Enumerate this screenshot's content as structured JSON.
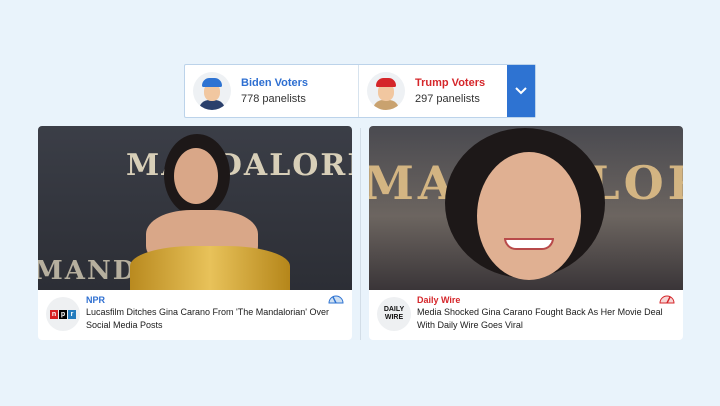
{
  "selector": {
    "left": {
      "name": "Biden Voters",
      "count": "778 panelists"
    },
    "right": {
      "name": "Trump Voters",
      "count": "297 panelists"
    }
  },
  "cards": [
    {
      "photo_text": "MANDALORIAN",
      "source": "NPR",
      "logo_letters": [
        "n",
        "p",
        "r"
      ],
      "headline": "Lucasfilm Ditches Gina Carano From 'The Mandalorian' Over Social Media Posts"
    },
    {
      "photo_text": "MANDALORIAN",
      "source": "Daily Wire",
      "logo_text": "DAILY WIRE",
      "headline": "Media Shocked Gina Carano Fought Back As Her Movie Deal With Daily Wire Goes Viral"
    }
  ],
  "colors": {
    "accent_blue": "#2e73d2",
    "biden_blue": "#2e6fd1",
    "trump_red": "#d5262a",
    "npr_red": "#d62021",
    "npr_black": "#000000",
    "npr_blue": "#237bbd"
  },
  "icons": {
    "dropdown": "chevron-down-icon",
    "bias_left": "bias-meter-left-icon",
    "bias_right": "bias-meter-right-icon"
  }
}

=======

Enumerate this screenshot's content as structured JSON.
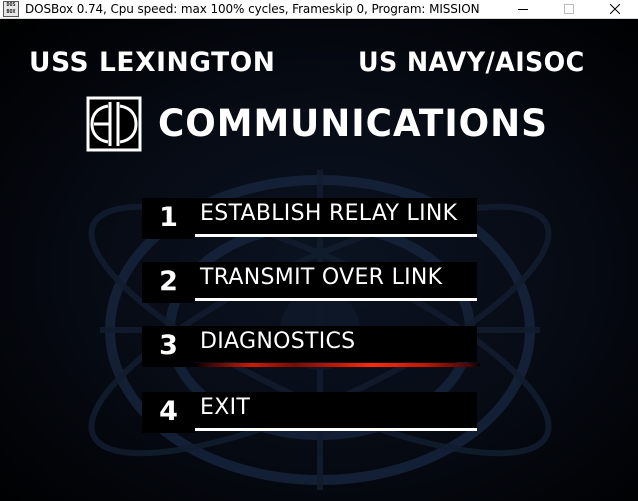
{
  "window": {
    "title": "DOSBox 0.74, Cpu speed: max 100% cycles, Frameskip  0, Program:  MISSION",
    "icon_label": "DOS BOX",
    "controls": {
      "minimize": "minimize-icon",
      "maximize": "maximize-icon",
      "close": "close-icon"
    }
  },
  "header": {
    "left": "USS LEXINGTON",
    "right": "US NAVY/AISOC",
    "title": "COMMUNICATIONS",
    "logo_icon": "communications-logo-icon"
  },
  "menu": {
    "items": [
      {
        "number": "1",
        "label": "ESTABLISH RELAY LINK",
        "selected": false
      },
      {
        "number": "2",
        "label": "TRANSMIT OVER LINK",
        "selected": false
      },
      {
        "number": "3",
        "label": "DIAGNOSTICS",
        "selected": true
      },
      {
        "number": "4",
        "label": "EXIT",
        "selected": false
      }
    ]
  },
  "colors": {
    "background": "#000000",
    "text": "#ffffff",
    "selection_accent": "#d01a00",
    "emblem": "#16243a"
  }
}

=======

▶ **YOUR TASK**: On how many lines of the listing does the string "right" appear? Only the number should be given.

▶ **OUTPUT OF THE EXERCISE**: 3